While 2020 hasn’t been good for many people, it has been rather successful for SpaceX.

In August SpaceX Crew Dragon splashed down after a successful journey to and from the International Space Station (ISS) and now its eyeing another launch.

This launch will be the NASA SpaceX Crew-1 mission.

The mission will ferry NASA astroauts, Michael Hopkins, Victor Glover and Shannon Walker as well as Japan Aerospace Exploration Agency mission specialist Soichi Noguchi to the ISS “no sooner than early-to-mid November”.

Now those keeping score will note that NASA had originally planned to launch this mission in September. So what is the reason for the delay?

To put it simply, it’s rocket science.

SpaceX is currently completing hardware testing and data reviews prompted by “off-nominal behaviour of Falcon 9 first stage engine gas generators observed during a recent non-NASA mission launch attempt”.

That launch attempt was to send 60 more Starlink satellites to space but an unexpected reading forced SpaceX to scrub the launch.

“With the high cadence of missions SpaceX performs, it really gives us incredible insight into this commercial system and helps us make informed decisions about the status of our missions. The teams are actively working this finding on the engines, and we should be a lot smarter within the coming week,” said associate administrator of NASA’s Human Exploration and Operations Mission Directorate, Kathy Lueders.

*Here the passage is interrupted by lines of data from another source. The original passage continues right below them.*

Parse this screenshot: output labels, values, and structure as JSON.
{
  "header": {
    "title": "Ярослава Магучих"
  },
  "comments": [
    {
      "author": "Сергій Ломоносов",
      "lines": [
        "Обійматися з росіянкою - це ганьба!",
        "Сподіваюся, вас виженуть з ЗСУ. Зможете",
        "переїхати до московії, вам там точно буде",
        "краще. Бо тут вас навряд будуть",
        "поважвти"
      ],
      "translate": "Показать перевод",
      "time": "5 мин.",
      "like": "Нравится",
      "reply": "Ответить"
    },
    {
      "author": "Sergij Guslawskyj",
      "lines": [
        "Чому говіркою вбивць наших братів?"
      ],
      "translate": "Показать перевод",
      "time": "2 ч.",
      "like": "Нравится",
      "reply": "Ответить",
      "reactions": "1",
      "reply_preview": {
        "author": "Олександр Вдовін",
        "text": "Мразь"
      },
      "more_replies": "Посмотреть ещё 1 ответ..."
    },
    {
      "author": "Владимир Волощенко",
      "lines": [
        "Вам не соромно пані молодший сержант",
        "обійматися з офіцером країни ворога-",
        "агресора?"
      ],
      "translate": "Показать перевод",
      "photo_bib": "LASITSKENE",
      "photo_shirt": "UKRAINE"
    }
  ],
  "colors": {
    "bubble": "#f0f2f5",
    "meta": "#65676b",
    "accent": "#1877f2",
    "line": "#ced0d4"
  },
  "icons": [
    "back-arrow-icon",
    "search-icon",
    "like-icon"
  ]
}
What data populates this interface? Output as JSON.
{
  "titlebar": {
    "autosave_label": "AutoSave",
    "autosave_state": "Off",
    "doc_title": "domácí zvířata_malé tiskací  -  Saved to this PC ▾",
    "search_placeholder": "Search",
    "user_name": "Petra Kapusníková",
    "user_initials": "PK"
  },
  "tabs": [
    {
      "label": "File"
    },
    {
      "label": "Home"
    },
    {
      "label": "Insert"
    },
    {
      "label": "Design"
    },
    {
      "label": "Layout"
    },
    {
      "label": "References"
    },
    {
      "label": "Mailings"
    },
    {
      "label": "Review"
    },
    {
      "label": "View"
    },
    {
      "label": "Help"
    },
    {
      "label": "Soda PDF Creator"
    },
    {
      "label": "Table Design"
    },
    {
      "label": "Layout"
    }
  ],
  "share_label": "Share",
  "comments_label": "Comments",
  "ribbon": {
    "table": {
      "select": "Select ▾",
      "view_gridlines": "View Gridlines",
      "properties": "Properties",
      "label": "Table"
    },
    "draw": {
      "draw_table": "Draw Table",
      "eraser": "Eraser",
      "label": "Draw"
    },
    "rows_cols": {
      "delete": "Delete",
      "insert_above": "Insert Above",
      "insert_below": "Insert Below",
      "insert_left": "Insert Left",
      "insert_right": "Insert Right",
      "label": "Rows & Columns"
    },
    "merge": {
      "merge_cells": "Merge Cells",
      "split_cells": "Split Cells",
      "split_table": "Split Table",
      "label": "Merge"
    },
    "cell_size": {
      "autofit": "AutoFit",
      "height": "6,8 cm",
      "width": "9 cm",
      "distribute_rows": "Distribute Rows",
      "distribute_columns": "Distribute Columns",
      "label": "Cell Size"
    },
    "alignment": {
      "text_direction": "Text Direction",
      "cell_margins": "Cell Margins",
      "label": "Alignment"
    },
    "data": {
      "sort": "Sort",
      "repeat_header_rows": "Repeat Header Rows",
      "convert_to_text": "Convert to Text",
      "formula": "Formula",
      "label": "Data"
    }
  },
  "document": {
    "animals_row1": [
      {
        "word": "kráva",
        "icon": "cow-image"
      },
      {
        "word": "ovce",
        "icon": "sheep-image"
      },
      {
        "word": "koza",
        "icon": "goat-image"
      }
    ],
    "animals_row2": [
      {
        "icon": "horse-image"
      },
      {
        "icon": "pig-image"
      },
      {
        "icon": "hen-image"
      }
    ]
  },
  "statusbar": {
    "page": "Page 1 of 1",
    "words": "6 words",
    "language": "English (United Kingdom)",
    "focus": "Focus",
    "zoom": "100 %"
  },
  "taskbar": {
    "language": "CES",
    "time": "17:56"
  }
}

Ahead of that launch, NASA offered a bit of insight to what the mission will entail.

The crew will head to the ISS where they will integrate with Expedition 64 astornaut Kate Rubins as well as Russian cosmonauts Sergey Ryzhikov and Sergey Kud-Sverchkov.

During their stay the crew will see unpiloted spacecraft bound for the ISS and conduct spacewalks. The astronauts will also welcome the next SpaceX Crew Dragon in 2021.

Here’s hoping that complications don’t further delay the launch of this mission, especially if we hope to see men and women on the Moon by 2024.

[Source – NASA]